As the province weighs the merits of introducing photo radar on rural roads, Lindsay said he'd have to be convinced the tool would slow drivers and improve safety.
"Then there's the other issue around revenue, and the cash-cow thing," he added. "My thoughts are if we ever did do that, we would probably dedicate the revenues to something like STARS (air ambulance)."
Mounties and Parks Canada officials have been lobbying to use photo radar for some time.
Banff RCMP sent a request to the Alberta government three years ago, offering statistics that showed on average, drivers were clocking 123 km/h during the day and 118 km/h at night through the park's 90-km/h zone.

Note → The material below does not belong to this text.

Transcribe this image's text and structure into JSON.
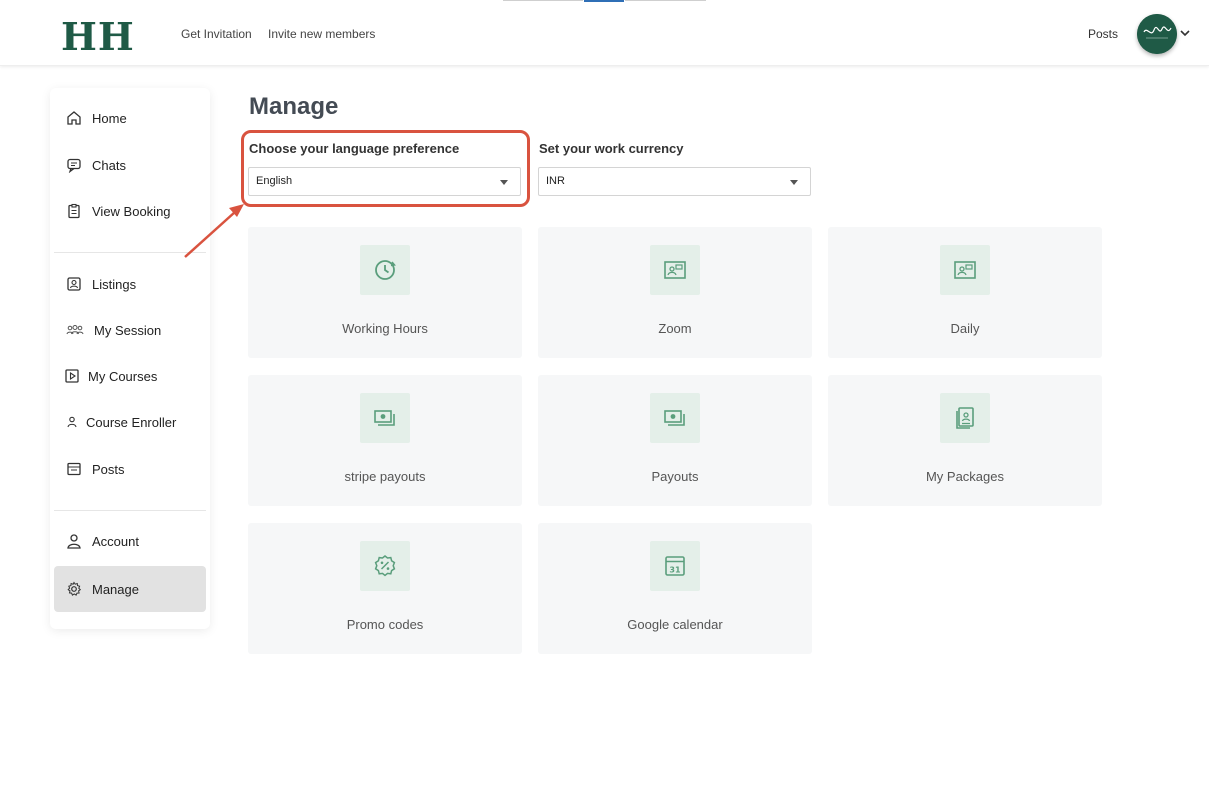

Now, Parks Canada suggests photo radar would improve safety and reduce wildlife deaths on the two-lane Highway 93 through Kootenay National Park, where two grizzly bears have died this summer -- one struck by a semi, the other by a motorcycle.
Although speeding wasn't a factor in those fatalities, lead-footed drivers are a concern on the scenic, 106-kilometre stretch of highway between Castle Mountain and Radium Hot Springs, said Bill Hunt, chief park warden for Lake Louise, Yoho and Kootenay parks.
The two-lane highway has seen a stark increase in annual traffic volume, rising to 900,000 vehicles in 2006 from 700,000 in 1997. During this period, 444 crashes involving wildlife were recorded.
"It points to the increasingly threatening problem, with what I can only call a gang of hoodlums racing from Calgary to cabins in B.C. who have complete disregard for the nature of the national parks and for the law," said Jim Pissot, executive director of Canmore-based Defenders of Wildlife.
Hunt said a recent study of wildlife-vehicle encounters commissioned by Parks Canada recommends erecting fences in key areas, along with constructing underpasses and overpasses. The recommendations, which would cost millions, are under review.
"This is a long-term solution and the cost and design of these things means none of it will happen soon," Hunt said, noting photo radar and more police patrols could help in the short term.
Photo radar is also on the minds of councillors with the Municipal District of Foothills, as the region south of Calgary grapples with more traffic.
Deputy Reeve Terry Waddock notes Highway 762 south of Bragg Creek has become a major problem.
"I am a supporter of a wider use of photo radar and especially where it is the safest option to dealing with speeders," Waddock said in an e-mail.
"Those who complain that photo radar is just a cash-cow have an obvious option -- don't speed."
No deadline has been set for the province's photo-radar review
Cathy Ellis is a reporter for the Rocky Mountain Outlook.